Every line containing the string "label" should be returned from the records.

[Web page and app entries]
- Opening Delimiter -
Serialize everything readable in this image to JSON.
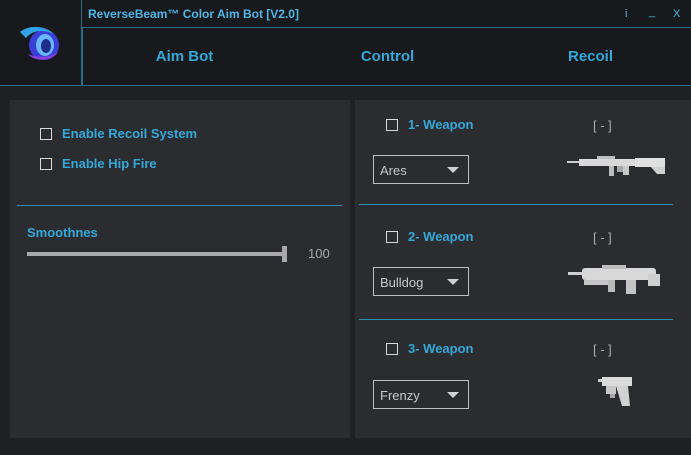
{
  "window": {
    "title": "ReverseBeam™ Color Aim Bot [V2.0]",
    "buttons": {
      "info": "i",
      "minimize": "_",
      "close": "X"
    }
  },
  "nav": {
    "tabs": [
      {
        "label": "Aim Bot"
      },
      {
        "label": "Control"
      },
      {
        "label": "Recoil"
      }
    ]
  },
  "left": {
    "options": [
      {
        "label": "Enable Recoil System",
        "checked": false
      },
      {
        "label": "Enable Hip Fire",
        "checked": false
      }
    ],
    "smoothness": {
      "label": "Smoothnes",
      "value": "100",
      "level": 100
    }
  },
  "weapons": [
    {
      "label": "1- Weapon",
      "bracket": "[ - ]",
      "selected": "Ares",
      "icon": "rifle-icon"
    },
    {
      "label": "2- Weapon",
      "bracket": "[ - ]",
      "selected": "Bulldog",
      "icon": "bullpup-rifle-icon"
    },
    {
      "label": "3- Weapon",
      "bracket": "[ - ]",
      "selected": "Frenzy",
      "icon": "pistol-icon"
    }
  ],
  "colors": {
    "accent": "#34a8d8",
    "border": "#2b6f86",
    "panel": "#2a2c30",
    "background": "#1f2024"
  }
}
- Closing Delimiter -
[Solution below]
        "label": "Aim Bot"
        "label": "Control"
        "label": "Recoil"
        "label": "Enable Recoil System",
        "label": "Enable Hip Fire",
      "label": "Smoothnes",
      "label": "1- Weapon",
      "label": "2- Weapon",
      "label": "3- Weapon",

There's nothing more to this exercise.